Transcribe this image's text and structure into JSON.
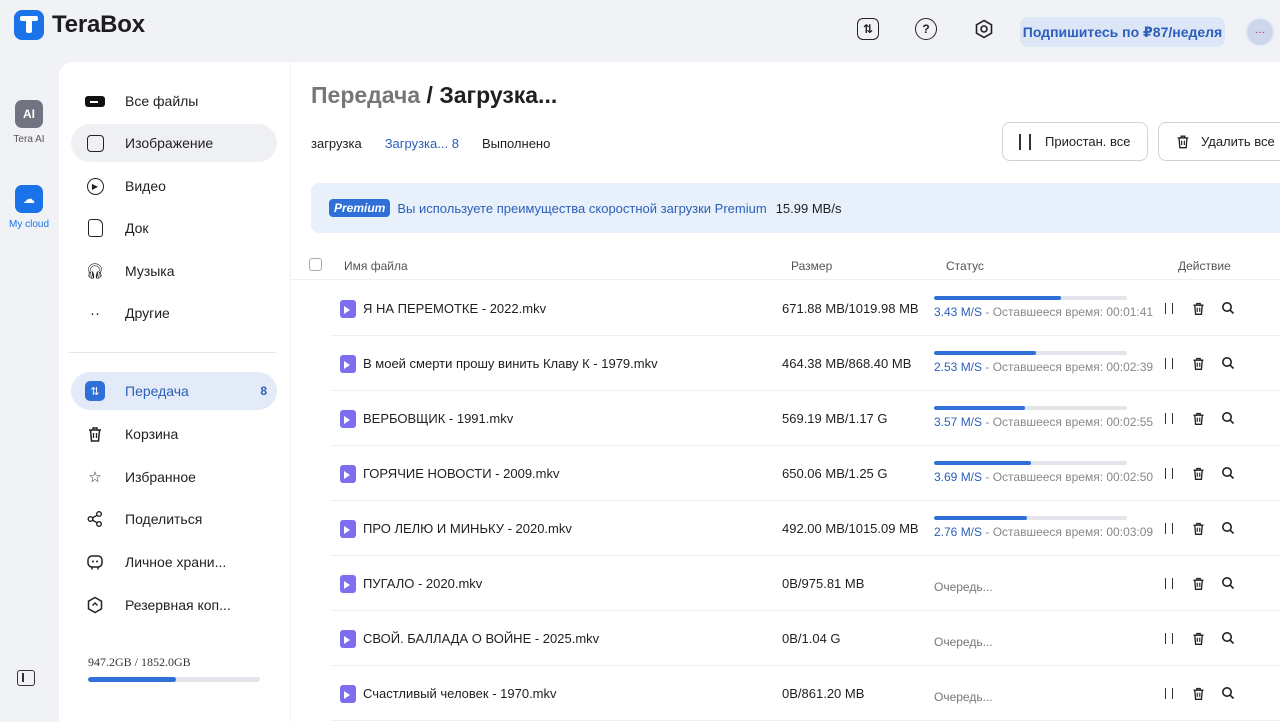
{
  "app": {
    "name": "TeraBox",
    "subscribe_label": "Подпишитесь по ₽87/неделя",
    "avatar_text": "···"
  },
  "rail": {
    "items": [
      {
        "label": "Tera AI",
        "badge": "AI"
      },
      {
        "label": "My cloud",
        "badge": "☁"
      }
    ]
  },
  "sidebar": {
    "categories": [
      {
        "label": "Все файлы",
        "icon": "all-files-icon"
      },
      {
        "label": "Изображение",
        "icon": "image-icon"
      },
      {
        "label": "Видео",
        "icon": "video-icon"
      },
      {
        "label": "Док",
        "icon": "doc-icon"
      },
      {
        "label": "Музыка",
        "icon": "headphones-icon"
      },
      {
        "label": "Другие",
        "icon": "more-icon"
      }
    ],
    "tools": [
      {
        "label": "Передача",
        "icon": "transfer-icon",
        "count": "8"
      },
      {
        "label": "Корзина",
        "icon": "trash-icon"
      },
      {
        "label": "Избранное",
        "icon": "star-icon"
      },
      {
        "label": "Поделиться",
        "icon": "share-icon"
      },
      {
        "label": "Личное храни...",
        "icon": "private-vault-icon"
      },
      {
        "label": "Резервная коп...",
        "icon": "backup-icon"
      }
    ],
    "storage": {
      "text": "947.2GB / 1852.0GB",
      "used_fraction": 0.511
    }
  },
  "main": {
    "breadcrumb": {
      "parent": "Передача",
      "separator": " / ",
      "current": "Загрузка..."
    },
    "tabs": [
      {
        "label": "загрузка"
      },
      {
        "label": "Загрузка... 8"
      },
      {
        "label": "Выполнено"
      }
    ],
    "pause_all_label": "Приостан. все",
    "delete_all_label": "Удалить все",
    "premium": {
      "badge": "Premium",
      "text": "Вы используете преимущества скоростной загрузки Premium",
      "speed": "15.99 MB/s"
    },
    "columns": {
      "name": "Имя файла",
      "size": "Размер",
      "status": "Статус",
      "action": "Действие"
    },
    "files": [
      {
        "name": "Я НА ПЕРЕМОТКЕ - 2022.mkv",
        "size": "671.88 MB/1019.98 MB",
        "progress": 0.66,
        "speed": "3.43 M/S",
        "remaining": " - Оставшееся время: 00:01:41"
      },
      {
        "name": "В моей смерти прошу винить Клаву К - 1979.mkv",
        "size": "464.38 MB/868.40 MB",
        "progress": 0.53,
        "speed": "2.53 M/S",
        "remaining": " - Оставшееся время: 00:02:39"
      },
      {
        "name": "ВЕРБОВЩИК - 1991.mkv",
        "size": "569.19 MB/1.17 G",
        "progress": 0.47,
        "speed": "3.57 M/S",
        "remaining": " - Оставшееся время: 00:02:55"
      },
      {
        "name": "ГОРЯЧИЕ НОВОСТИ - 2009.mkv",
        "size": "650.06 MB/1.25 G",
        "progress": 0.5,
        "speed": "3.69 M/S",
        "remaining": " - Оставшееся время: 00:02:50"
      },
      {
        "name": "ПРО ЛЕЛЮ И МИНЬКУ - 2020.mkv",
        "size": "492.00 MB/1015.09 MB",
        "progress": 0.48,
        "speed": "2.76 M/S",
        "remaining": " - Оставшееся время: 00:03:09"
      },
      {
        "name": "ПУГАЛО - 2020.mkv",
        "size": "0B/975.81 MB",
        "queue": "Очередь..."
      },
      {
        "name": "СВОЙ. БАЛЛАДА О ВОЙНЕ - 2025.mkv",
        "size": "0B/1.04 G",
        "queue": "Очередь..."
      },
      {
        "name": "Счастливый человек - 1970.mkv",
        "size": "0B/861.20 MB",
        "queue": "Очередь..."
      }
    ]
  },
  "colors": {
    "accent": "#2e6fd8",
    "accent_text": "#2c5fb9",
    "file_icon": "#7d6ef0"
  }
}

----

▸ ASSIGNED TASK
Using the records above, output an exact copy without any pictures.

▸ EXERCISE RESPONSE
Transcribe this image's text and structure into JSON.
{
  "app": {
    "name": "TeraBox",
    "subscribe_label": "Подпишитесь по ₽87/неделя",
    "avatar_text": "···"
  },
  "rail": {
    "items": [
      {
        "label": "Tera AI",
        "badge": "AI"
      },
      {
        "label": "My cloud",
        "badge": "☁"
      }
    ]
  },
  "sidebar": {
    "categories": [
      {
        "label": "Все файлы",
        "icon": "all-files-icon"
      },
      {
        "label": "Изображение",
        "icon": "image-icon"
      },
      {
        "label": "Видео",
        "icon": "video-icon"
      },
      {
        "label": "Док",
        "icon": "doc-icon"
      },
      {
        "label": "Музыка",
        "icon": "headphones-icon"
      },
      {
        "label": "Другие",
        "icon": "more-icon"
      }
    ],
    "tools": [
      {
        "label": "Передача",
        "icon": "transfer-icon",
        "count": "8"
      },
      {
        "label": "Корзина",
        "icon": "trash-icon"
      },
      {
        "label": "Избранное",
        "icon": "star-icon"
      },
      {
        "label": "Поделиться",
        "icon": "share-icon"
      },
      {
        "label": "Личное храни...",
        "icon": "private-vault-icon"
      },
      {
        "label": "Резервная коп...",
        "icon": "backup-icon"
      }
    ],
    "storage": {
      "text": "947.2GB / 1852.0GB",
      "used_fraction": 0.511
    }
  },
  "main": {
    "breadcrumb": {
      "parent": "Передача",
      "separator": " / ",
      "current": "Загрузка..."
    },
    "tabs": [
      {
        "label": "загрузка"
      },
      {
        "label": "Загрузка... 8"
      },
      {
        "label": "Выполнено"
      }
    ],
    "pause_all_label": "Приостан. все",
    "delete_all_label": "Удалить все",
    "premium": {
      "badge": "Premium",
      "text": "Вы используете преимущества скоростной загрузки Premium",
      "speed": "15.99 MB/s"
    },
    "columns": {
      "name": "Имя файла",
      "size": "Размер",
      "status": "Статус",
      "action": "Действие"
    },
    "files": [
      {
        "name": "Я НА ПЕРЕМОТКЕ - 2022.mkv",
        "size": "671.88 MB/1019.98 MB",
        "progress": 0.66,
        "speed": "3.43 M/S",
        "remaining": " - Оставшееся время: 00:01:41"
      },
      {
        "name": "В моей смерти прошу винить Клаву К - 1979.mkv",
        "size": "464.38 MB/868.40 MB",
        "progress": 0.53,
        "speed": "2.53 M/S",
        "remaining": " - Оставшееся время: 00:02:39"
      },
      {
        "name": "ВЕРБОВЩИК - 1991.mkv",
        "size": "569.19 MB/1.17 G",
        "progress": 0.47,
        "speed": "3.57 M/S",
        "remaining": " - Оставшееся время: 00:02:55"
      },
      {
        "name": "ГОРЯЧИЕ НОВОСТИ - 2009.mkv",
        "size": "650.06 MB/1.25 G",
        "progress": 0.5,
        "speed": "3.69 M/S",
        "remaining": " - Оставшееся время: 00:02:50"
      },
      {
        "name": "ПРО ЛЕЛЮ И МИНЬКУ - 2020.mkv",
        "size": "492.00 MB/1015.09 MB",
        "progress": 0.48,
        "speed": "2.76 M/S",
        "remaining": " - Оставшееся время: 00:03:09"
      },
      {
        "name": "ПУГАЛО - 2020.mkv",
        "size": "0B/975.81 MB",
        "queue": "Очередь..."
      },
      {
        "name": "СВОЙ. БАЛЛАДА О ВОЙНЕ - 2025.mkv",
        "size": "0B/1.04 G",
        "queue": "Очередь..."
      },
      {
        "name": "Счастливый человек - 1970.mkv",
        "size": "0B/861.20 MB",
        "queue": "Очередь..."
      }
    ]
  },
  "colors": {
    "accent": "#2e6fd8",
    "accent_text": "#2c5fb9",
    "file_icon": "#7d6ef0"
  }
}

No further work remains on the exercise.